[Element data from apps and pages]
- Opening Delimiter -

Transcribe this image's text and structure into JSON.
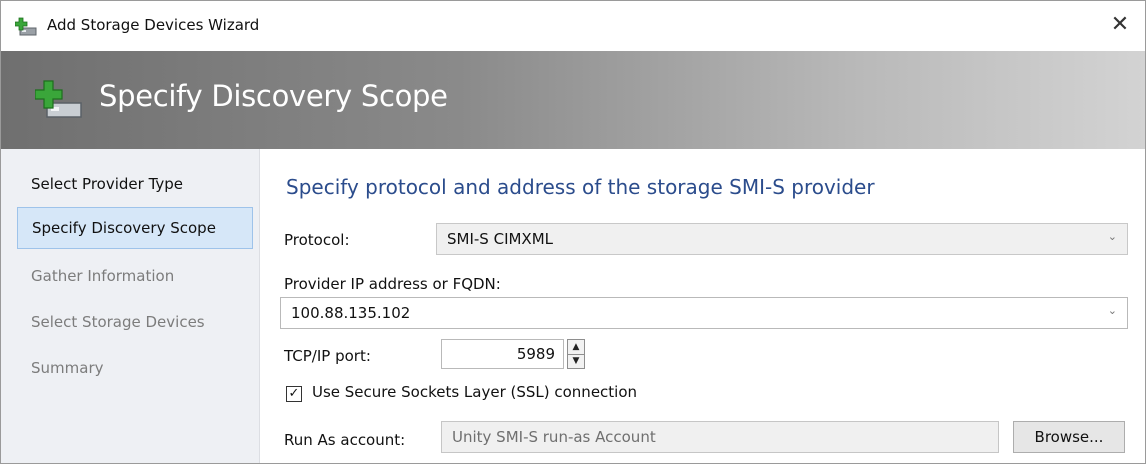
{
  "window": {
    "title": "Add Storage Devices Wizard",
    "close_glyph": "✕"
  },
  "banner": {
    "title": "Specify Discovery Scope",
    "icon": "add-storage-icon"
  },
  "sidebar": {
    "items": [
      {
        "label": "Select Provider Type",
        "state": "normal"
      },
      {
        "label": "Specify Discovery Scope",
        "state": "active"
      },
      {
        "label": "Gather Information",
        "state": "dim"
      },
      {
        "label": "Select Storage Devices",
        "state": "dim"
      },
      {
        "label": "Summary",
        "state": "dim"
      }
    ]
  },
  "main": {
    "heading": "Specify protocol and address of the storage SMI-S provider",
    "protocol_label": "Protocol:",
    "protocol_value": "SMI-S CIMXML",
    "address_label": "Provider IP address or FQDN:",
    "address_value": "100.88.135.102",
    "port_label": "TCP/IP port:",
    "port_value": "5989",
    "ssl_label": "Use Secure Sockets Layer (SSL) connection",
    "ssl_checked": true,
    "runas_label": "Run As account:",
    "runas_value": "Unity SMI-S run-as Account",
    "browse_label": "Browse..."
  },
  "colors": {
    "heading": "#2b4c8c",
    "active_item_bg": "#d6e7f8",
    "icon_green": "#3aa63a"
  }
}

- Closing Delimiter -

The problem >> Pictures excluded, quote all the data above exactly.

Answer space >>
Transcribe this image's text and structure into JSON.
{
  "window": {
    "title": "Add Storage Devices Wizard",
    "close_glyph": "✕"
  },
  "banner": {
    "title": "Specify Discovery Scope",
    "icon": "add-storage-icon"
  },
  "sidebar": {
    "items": [
      {
        "label": "Select Provider Type",
        "state": "normal"
      },
      {
        "label": "Specify Discovery Scope",
        "state": "active"
      },
      {
        "label": "Gather Information",
        "state": "dim"
      },
      {
        "label": "Select Storage Devices",
        "state": "dim"
      },
      {
        "label": "Summary",
        "state": "dim"
      }
    ]
  },
  "main": {
    "heading": "Specify protocol and address of the storage SMI-S provider",
    "protocol_label": "Protocol:",
    "protocol_value": "SMI-S CIMXML",
    "address_label": "Provider IP address or FQDN:",
    "address_value": "100.88.135.102",
    "port_label": "TCP/IP port:",
    "port_value": "5989",
    "ssl_label": "Use Secure Sockets Layer (SSL) connection",
    "ssl_checked": true,
    "runas_label": "Run As account:",
    "runas_value": "Unity SMI-S run-as Account",
    "browse_label": "Browse..."
  },
  "colors": {
    "heading": "#2b4c8c",
    "active_item_bg": "#d6e7f8",
    "icon_green": "#3aa63a"
  }
}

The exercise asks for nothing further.